Mount Sinabung in the Karo district of North Sumatra province erupted before dawn on Sunday, spewing rocks and red-hot ash onto nearby villages.
"The number of evacuees has risen to 5,956 people," said national disaster agency spokesman Sutopo Purwo Nugroho, adding they were mostly from six villages in a three-kilometre (1.9-mile) zone around the volcano.
The head of the North Sumatra disaster agency, Asren Nasution, said they had taken shelter in churches, mosques and government offices.
An AFP journalist at the scene said that some men who had fled ventured back to their villages to feed livestock but later returned to evacuation shelters.
Hendra Gunawan, a volcanologist at a local monitoring post, said the volcano was still spewing columns of smoke Monday but the activity was lower than the previous day.
The volcano was dormant for nearly 100 years before erupting in August and September 2010, forcing about 12,000 people to flee.

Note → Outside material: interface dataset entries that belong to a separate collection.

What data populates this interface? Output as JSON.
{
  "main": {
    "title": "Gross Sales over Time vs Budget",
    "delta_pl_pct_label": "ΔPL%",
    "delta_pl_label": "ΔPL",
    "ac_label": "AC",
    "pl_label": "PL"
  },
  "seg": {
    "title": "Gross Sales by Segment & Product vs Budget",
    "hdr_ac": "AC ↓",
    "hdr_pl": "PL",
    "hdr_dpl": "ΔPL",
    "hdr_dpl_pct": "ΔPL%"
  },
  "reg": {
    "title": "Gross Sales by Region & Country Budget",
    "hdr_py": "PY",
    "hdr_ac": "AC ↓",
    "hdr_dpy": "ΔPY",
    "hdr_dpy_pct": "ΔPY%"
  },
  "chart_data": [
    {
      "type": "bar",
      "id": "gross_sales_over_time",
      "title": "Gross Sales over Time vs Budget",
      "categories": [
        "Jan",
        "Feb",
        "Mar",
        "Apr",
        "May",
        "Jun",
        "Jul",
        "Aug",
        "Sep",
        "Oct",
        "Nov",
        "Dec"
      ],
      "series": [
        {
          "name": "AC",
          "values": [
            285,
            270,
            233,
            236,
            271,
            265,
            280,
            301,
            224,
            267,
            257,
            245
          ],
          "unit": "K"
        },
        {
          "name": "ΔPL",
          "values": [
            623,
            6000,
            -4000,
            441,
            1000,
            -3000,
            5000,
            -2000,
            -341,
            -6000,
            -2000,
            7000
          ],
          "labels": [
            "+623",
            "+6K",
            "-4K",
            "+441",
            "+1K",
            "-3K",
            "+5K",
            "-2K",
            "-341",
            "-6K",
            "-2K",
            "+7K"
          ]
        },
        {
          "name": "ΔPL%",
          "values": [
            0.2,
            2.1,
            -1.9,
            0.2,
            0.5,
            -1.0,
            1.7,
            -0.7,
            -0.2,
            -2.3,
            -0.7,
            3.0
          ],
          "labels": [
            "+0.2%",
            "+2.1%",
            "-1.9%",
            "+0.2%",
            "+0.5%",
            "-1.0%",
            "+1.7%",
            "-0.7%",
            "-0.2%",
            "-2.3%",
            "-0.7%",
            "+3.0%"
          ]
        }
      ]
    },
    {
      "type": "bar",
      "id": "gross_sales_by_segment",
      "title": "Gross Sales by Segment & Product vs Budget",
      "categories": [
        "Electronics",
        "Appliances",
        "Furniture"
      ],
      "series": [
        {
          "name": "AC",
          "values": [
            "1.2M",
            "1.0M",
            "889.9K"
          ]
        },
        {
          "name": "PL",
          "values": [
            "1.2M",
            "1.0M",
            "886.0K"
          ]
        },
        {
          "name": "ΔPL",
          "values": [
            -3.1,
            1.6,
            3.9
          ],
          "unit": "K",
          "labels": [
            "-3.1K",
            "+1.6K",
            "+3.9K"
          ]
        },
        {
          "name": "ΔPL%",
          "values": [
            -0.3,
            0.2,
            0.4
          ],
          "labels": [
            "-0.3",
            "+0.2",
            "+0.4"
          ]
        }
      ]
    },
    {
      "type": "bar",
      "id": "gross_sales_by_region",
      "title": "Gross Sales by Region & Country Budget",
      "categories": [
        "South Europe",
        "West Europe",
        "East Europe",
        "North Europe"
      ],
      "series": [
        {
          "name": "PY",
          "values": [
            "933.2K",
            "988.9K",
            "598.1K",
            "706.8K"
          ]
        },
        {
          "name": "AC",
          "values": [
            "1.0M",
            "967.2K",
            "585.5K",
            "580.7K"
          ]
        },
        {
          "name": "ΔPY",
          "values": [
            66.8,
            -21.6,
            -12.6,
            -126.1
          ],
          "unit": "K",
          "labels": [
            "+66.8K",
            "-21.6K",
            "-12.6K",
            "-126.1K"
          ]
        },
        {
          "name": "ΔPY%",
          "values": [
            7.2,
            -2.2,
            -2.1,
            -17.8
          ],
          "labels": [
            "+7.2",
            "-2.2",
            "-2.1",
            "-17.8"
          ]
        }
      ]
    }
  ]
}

Indonesia has dozens of active volcanoes and straddles major tectonic fault lines known as the "Ring of Fire" between the Pacific and Indian oceans.
Last month five people were killed and hundreds evacuated when a volcano on a tiny island in East Nusa Tenggara province erupted.
The country's most active volcano, Mount Merapi in central Java, killed more than 350 people in a series of violent eruptions in 2010.